Ada Lovelace

Ada Lovelace, known today as the first computer programmer, was born Augusta Ada Byron in London in 1852.  She was the daughter of the famous poet Lord Byron.  Her father died when she was eight, and as she grew up, her mother made sure she was taught math and science in hopes of preventing her from developing the mood swings and temper of her father.  Lovelace’s early education resulted in her developing a curiosity and talent for numbers and language. Her learning pursuits brought her into contact with scholars and important figures such as Charles Dickens and Michael Faraday.

At age seventeen, Lovelace met mathematician and inventor Charles Babbage.  Babbage connected her to University of London professor Augustus de Morgan, under whom she began studying.  Babbage, today considered the father of the computer, invented the difference and analytical engines to perform mathematical calculations.  These engines laid the groundwork for modern-day computation with computers. 

Lovelace was tasked with translating one of Babbage’s articles on the analytical engine from French to English.  She not only translated the article, but also added her own notes and thoughts to it as she went; the notes she took were three times longer than the article itself.  Lovelace believed that the analytical engine could be used to process letters and symbols rather than numbers alone and she is credited with writing the first algorithm meant to be carried out by a computer.  She also wrote in her notes a method for the engine to repeat certain instructions over and over—the foundation for modern-day loops – an essential part of modern programming.  Lovelace’s notes were published in an English science journal in 1843 under her initials A. A. L. 

Ada Lovelace received little to no acclaim for her ideas while she was alive.  She died of cancer in 1852.  Almost a century later, Lovelace’s works were finally introduced back into the scientific sphere by B. V. Bowden.  Her notes were republished and finally appreciated for their insight into coding and programming techniques – although there are those that dispute the actual scientific value of her contributions and question whether the ideas she presented were original.
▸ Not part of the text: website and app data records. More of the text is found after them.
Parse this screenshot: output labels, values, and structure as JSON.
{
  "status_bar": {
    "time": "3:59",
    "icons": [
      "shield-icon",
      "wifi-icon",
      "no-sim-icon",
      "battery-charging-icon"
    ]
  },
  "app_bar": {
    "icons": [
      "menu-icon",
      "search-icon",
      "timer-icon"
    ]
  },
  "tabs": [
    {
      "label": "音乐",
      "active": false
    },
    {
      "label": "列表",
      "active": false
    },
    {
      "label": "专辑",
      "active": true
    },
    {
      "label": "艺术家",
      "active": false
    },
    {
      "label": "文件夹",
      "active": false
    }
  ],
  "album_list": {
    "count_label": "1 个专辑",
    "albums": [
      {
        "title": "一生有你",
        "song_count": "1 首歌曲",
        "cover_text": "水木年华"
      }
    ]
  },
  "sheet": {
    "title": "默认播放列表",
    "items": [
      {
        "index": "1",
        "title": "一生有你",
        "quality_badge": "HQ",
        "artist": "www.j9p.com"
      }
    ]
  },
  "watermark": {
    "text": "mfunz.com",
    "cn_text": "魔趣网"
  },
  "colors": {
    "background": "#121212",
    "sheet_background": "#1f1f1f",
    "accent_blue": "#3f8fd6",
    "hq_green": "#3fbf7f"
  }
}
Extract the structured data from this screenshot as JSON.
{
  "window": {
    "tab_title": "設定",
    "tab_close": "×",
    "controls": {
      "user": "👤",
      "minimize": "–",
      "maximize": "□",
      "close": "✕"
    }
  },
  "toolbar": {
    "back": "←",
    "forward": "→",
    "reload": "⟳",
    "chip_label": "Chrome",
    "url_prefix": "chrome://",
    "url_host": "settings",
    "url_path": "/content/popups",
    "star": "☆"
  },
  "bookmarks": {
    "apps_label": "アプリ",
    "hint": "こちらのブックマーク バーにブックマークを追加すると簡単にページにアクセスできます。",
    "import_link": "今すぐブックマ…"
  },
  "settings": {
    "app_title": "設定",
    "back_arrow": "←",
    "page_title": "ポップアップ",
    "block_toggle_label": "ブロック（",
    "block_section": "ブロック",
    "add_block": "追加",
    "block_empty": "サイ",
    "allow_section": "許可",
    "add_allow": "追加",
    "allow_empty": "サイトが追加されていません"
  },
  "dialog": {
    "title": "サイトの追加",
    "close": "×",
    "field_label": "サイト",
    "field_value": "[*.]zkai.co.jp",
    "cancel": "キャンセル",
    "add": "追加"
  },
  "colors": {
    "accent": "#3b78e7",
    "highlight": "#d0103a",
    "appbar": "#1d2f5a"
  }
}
Ada Lovelace received many honors for her work after her death; in 1980, the United States Department of Defense named a computer language “Ada” in her honor.